=== THE INPUT ===

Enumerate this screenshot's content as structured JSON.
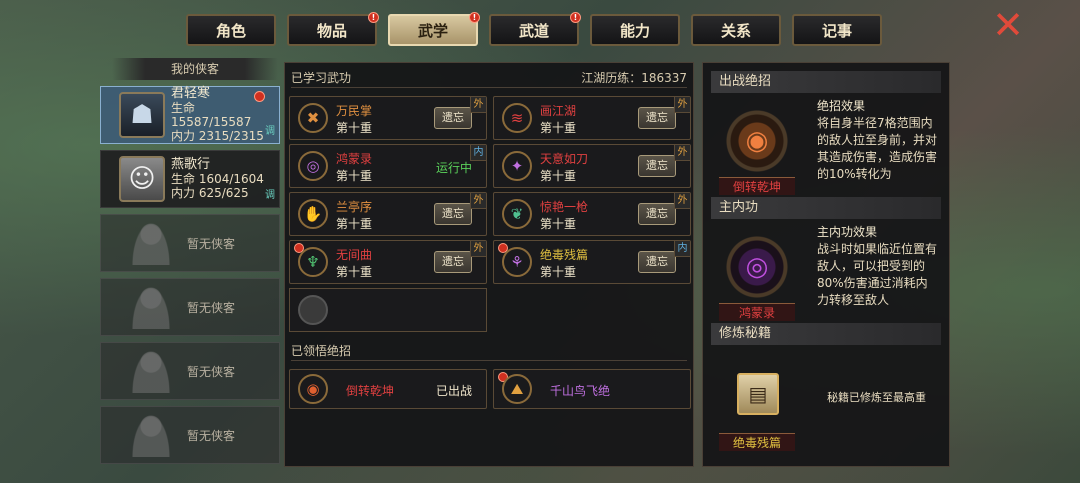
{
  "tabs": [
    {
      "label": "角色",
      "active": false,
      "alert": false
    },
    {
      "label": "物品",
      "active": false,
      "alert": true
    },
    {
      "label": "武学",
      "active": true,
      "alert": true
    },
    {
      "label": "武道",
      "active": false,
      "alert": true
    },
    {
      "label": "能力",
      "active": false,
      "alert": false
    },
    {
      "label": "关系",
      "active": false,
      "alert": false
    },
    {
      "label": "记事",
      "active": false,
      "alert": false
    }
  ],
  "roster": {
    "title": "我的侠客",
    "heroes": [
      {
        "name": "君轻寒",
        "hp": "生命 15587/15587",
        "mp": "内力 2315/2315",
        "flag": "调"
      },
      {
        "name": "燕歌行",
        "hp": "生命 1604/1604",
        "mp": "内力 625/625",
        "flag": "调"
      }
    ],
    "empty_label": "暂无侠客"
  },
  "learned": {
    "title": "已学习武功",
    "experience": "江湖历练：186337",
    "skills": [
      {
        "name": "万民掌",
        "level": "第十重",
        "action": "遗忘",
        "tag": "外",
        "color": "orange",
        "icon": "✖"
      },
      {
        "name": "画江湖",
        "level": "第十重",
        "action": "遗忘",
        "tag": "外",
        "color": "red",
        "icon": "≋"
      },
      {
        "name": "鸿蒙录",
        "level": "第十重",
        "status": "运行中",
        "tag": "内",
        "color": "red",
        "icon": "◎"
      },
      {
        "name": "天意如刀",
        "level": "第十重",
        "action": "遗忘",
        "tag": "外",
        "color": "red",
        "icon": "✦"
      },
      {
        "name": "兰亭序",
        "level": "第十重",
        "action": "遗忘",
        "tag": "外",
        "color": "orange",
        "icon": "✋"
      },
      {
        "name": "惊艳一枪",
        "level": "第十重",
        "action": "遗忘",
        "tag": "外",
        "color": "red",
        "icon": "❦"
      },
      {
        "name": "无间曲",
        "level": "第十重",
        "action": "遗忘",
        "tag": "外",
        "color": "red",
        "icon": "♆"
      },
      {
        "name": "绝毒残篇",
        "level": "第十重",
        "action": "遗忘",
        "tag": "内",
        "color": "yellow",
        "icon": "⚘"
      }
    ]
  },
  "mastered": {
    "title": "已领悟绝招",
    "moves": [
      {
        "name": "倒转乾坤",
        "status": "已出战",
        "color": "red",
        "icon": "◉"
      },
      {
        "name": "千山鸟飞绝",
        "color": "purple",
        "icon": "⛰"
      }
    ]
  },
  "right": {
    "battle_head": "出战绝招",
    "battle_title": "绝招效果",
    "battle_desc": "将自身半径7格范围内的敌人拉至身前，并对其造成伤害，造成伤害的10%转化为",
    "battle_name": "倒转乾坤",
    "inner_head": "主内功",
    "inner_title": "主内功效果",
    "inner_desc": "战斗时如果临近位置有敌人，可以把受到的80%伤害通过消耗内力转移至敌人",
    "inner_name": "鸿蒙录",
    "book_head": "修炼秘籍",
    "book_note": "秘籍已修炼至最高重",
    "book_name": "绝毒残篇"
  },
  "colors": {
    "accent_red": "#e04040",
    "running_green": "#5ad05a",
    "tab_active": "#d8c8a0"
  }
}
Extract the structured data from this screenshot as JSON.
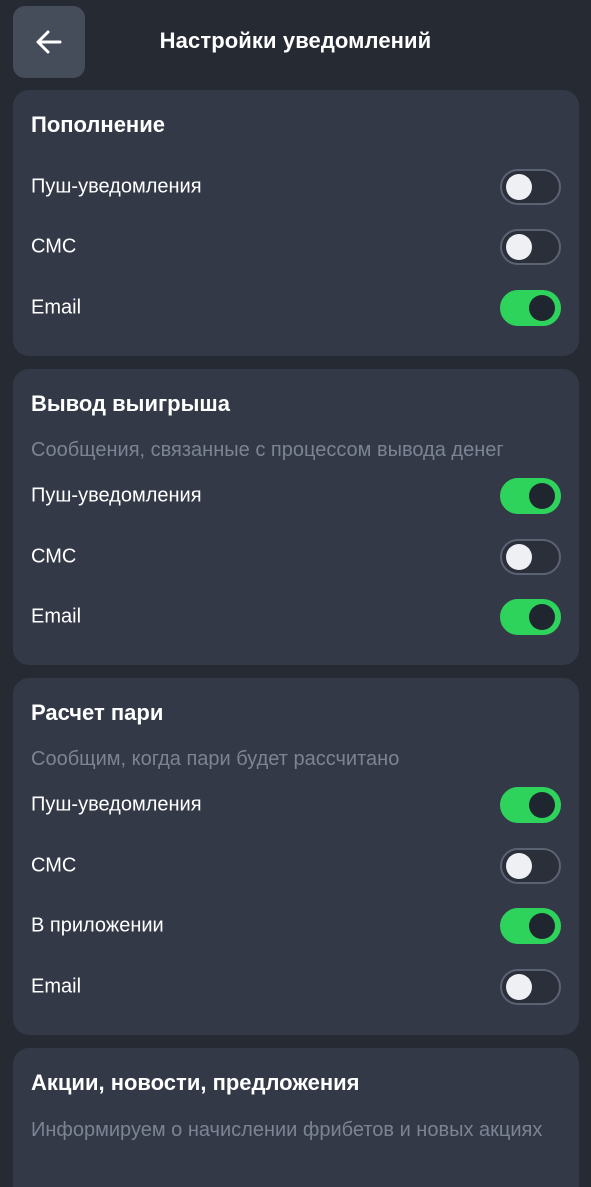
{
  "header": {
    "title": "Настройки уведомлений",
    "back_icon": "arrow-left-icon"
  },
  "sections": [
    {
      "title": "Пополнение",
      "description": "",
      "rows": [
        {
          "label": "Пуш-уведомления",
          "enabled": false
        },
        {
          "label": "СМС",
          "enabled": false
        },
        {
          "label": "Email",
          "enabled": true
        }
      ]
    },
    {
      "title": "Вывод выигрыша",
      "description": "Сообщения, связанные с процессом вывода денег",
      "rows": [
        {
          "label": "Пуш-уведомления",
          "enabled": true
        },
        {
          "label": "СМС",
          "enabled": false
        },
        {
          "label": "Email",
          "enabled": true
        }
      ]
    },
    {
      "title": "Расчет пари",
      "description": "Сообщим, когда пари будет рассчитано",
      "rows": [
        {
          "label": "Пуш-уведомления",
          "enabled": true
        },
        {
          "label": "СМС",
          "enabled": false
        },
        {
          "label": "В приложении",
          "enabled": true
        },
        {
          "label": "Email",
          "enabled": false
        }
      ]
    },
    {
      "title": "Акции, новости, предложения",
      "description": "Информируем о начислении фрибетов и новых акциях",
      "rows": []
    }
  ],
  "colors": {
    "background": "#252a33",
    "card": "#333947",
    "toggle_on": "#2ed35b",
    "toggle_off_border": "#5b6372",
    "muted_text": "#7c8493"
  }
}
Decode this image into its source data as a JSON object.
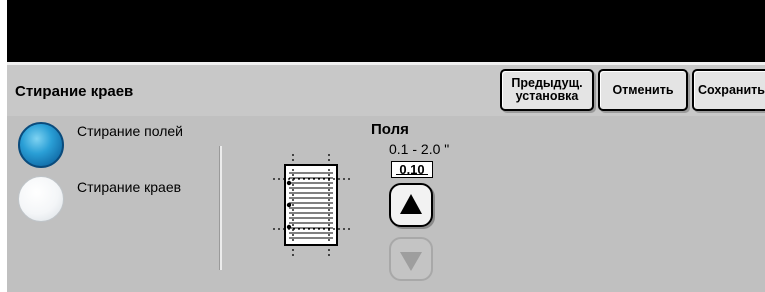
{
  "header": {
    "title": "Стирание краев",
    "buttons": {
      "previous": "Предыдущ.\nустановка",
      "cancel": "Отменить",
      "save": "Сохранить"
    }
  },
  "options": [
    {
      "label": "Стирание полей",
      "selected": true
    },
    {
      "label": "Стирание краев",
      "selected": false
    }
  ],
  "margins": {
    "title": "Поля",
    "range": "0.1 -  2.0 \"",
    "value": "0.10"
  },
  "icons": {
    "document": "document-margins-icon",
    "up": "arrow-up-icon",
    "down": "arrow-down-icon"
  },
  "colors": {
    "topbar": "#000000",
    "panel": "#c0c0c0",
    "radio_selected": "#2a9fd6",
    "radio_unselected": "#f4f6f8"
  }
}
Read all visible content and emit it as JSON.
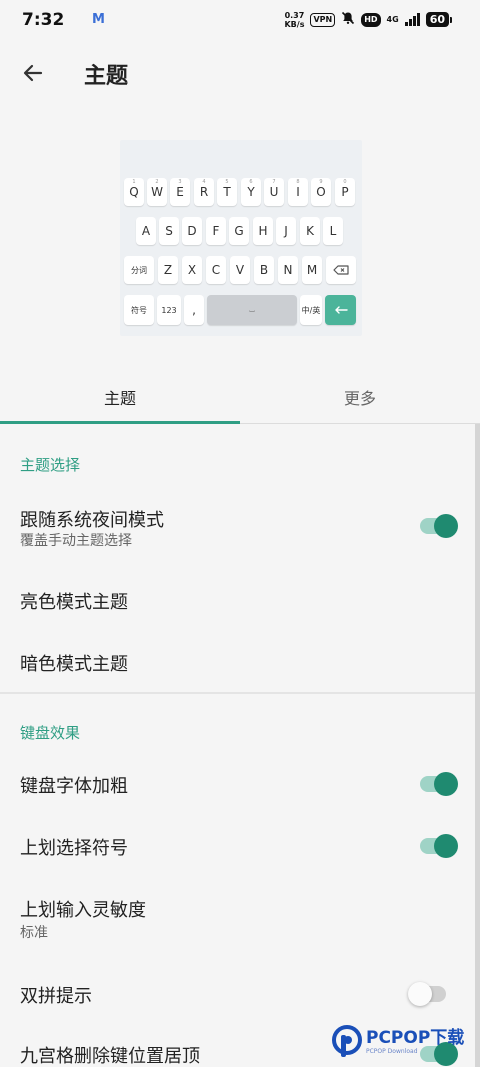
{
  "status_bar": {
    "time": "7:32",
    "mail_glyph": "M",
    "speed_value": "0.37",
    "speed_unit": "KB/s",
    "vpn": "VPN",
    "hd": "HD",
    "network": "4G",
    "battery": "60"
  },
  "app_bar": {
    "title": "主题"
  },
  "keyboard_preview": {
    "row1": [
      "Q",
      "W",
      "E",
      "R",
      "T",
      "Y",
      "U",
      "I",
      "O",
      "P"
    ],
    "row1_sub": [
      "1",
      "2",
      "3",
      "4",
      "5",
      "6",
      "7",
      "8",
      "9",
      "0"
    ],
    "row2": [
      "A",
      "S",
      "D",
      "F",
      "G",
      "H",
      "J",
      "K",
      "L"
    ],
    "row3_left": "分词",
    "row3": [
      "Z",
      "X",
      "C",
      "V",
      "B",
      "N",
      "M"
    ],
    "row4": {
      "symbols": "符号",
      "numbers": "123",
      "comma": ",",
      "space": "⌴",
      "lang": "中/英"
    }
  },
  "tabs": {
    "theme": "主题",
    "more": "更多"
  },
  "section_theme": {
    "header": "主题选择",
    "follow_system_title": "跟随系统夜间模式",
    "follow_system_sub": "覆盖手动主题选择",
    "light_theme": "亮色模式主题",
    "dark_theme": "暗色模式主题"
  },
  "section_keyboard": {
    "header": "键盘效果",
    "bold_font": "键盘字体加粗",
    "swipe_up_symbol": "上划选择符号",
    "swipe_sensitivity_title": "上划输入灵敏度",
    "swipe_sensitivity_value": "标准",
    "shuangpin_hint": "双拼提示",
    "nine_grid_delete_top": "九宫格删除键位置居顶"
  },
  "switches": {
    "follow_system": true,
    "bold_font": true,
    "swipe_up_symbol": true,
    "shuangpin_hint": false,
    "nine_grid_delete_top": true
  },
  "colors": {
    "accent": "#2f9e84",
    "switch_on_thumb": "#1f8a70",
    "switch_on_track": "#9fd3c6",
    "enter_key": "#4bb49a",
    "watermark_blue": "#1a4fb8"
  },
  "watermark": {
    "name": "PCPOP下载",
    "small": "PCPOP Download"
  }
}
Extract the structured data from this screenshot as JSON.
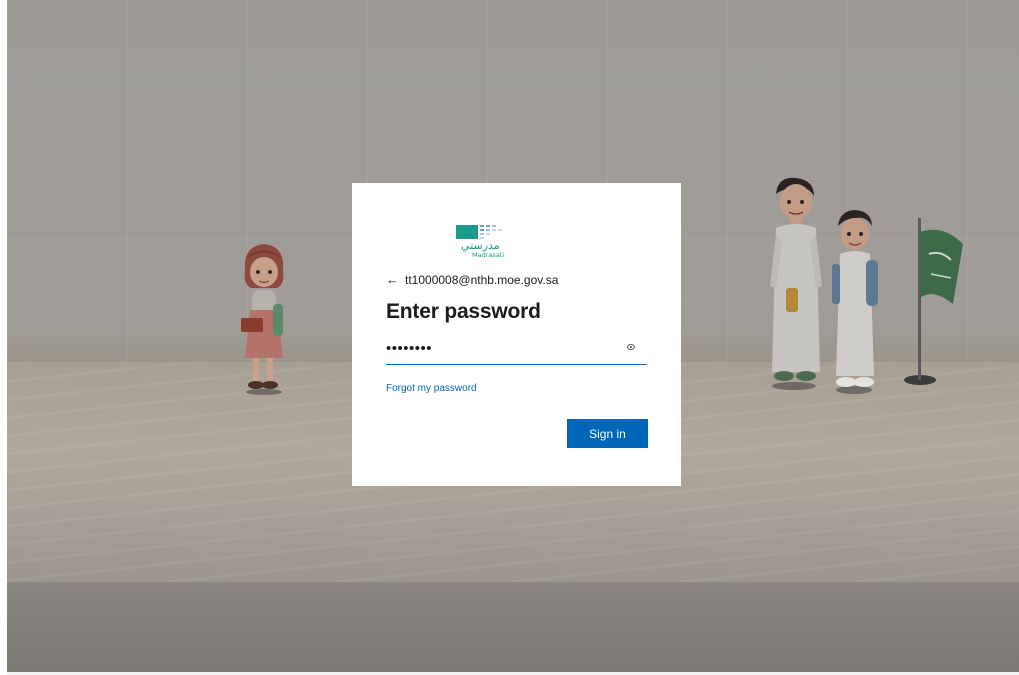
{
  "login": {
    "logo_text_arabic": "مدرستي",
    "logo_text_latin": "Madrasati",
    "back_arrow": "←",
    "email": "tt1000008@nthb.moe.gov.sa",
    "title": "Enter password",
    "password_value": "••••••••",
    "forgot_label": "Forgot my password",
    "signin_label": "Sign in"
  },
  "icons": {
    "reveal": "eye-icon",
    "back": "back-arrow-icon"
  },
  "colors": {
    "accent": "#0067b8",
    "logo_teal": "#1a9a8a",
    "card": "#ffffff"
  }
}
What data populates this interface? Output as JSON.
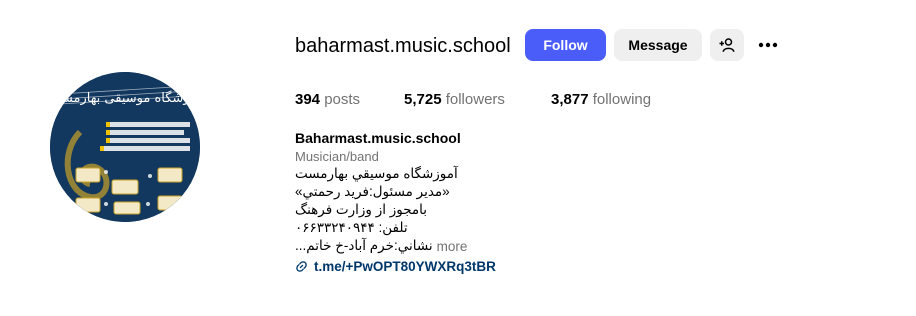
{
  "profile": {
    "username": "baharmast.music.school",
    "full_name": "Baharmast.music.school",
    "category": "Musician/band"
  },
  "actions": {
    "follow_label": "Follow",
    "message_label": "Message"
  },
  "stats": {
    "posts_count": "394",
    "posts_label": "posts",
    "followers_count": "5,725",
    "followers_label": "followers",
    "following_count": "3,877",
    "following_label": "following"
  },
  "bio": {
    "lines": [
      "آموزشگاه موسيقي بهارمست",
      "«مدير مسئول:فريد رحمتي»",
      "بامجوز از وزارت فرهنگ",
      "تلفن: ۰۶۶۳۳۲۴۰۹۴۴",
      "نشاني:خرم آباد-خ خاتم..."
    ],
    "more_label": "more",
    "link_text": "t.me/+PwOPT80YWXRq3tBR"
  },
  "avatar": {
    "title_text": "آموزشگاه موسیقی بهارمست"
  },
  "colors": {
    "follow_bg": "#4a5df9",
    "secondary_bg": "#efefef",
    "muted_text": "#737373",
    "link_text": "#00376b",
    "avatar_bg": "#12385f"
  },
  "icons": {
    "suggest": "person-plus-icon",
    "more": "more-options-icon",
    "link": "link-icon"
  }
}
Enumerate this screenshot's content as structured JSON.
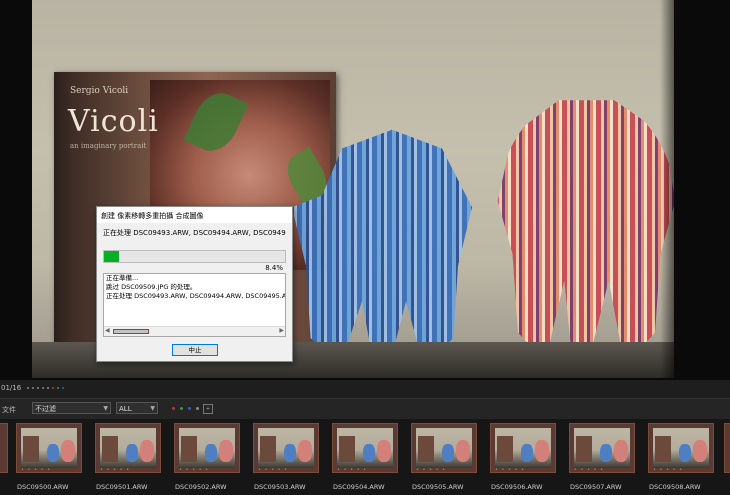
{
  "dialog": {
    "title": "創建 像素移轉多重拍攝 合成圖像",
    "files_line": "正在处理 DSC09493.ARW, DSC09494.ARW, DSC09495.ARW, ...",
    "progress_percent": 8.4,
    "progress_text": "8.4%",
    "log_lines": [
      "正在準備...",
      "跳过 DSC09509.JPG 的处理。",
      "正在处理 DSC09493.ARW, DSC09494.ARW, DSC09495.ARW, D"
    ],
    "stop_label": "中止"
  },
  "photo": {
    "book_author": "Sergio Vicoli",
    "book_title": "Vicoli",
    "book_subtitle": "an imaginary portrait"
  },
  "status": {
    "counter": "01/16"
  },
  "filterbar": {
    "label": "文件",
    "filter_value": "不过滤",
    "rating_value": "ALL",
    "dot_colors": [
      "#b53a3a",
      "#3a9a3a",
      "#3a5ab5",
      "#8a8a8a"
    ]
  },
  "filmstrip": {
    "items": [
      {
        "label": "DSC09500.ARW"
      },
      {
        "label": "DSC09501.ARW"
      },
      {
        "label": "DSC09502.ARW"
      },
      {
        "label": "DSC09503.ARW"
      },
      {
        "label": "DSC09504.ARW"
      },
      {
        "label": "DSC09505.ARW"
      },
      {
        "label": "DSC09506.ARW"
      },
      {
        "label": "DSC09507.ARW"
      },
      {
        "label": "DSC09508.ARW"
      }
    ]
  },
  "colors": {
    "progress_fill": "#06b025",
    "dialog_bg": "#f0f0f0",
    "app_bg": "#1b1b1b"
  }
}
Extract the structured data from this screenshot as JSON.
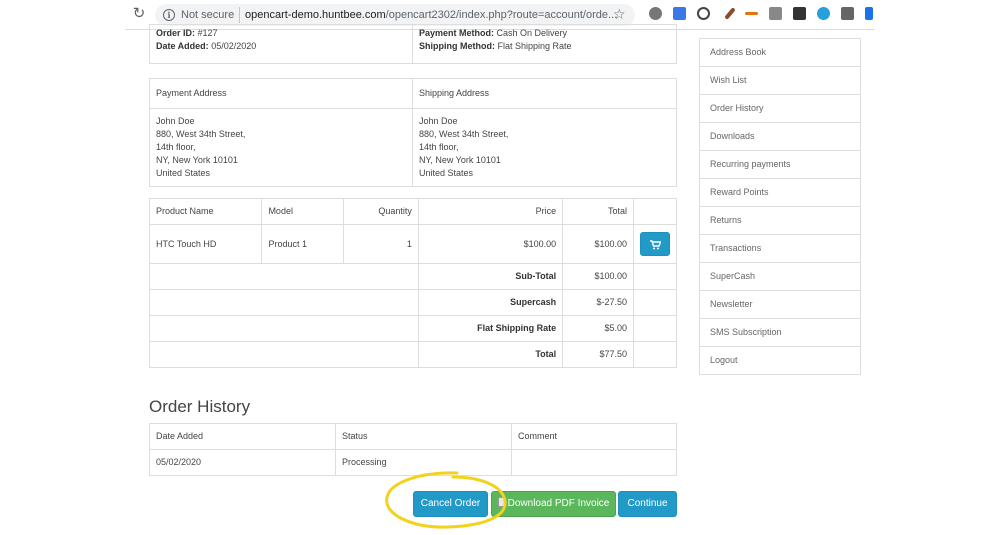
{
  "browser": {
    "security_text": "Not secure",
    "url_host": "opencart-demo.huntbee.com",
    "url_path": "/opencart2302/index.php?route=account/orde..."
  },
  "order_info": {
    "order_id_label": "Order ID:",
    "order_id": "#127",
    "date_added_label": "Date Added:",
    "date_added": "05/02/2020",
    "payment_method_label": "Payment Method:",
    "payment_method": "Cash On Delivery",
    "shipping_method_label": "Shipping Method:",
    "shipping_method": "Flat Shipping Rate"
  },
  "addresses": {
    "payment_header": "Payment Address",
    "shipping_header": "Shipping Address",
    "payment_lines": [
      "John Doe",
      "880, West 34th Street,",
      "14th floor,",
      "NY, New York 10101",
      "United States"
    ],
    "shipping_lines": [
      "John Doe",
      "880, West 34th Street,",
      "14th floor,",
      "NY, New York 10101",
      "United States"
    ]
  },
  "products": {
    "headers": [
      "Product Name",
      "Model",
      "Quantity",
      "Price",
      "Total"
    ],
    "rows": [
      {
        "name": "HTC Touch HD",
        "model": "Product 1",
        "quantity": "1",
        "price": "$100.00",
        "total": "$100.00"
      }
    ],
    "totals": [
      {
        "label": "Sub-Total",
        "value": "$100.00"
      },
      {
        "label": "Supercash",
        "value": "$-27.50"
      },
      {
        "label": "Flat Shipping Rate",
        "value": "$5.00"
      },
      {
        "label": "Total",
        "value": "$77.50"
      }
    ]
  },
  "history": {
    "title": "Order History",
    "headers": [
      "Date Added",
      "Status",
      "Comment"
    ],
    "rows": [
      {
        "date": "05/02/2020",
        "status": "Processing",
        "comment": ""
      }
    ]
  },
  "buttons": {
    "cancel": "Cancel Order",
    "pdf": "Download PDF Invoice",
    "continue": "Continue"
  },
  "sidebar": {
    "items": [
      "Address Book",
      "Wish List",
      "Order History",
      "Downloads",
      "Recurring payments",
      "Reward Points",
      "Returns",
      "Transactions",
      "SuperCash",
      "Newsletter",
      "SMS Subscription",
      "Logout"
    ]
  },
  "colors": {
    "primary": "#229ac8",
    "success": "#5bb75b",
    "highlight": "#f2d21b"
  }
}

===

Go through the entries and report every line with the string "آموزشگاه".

▶ **EXPECTED ANSWER**:
      "آموزشگاه موسيقي بهارمست",
    "title_text": "آموزشگاه موسیقی بهارمست"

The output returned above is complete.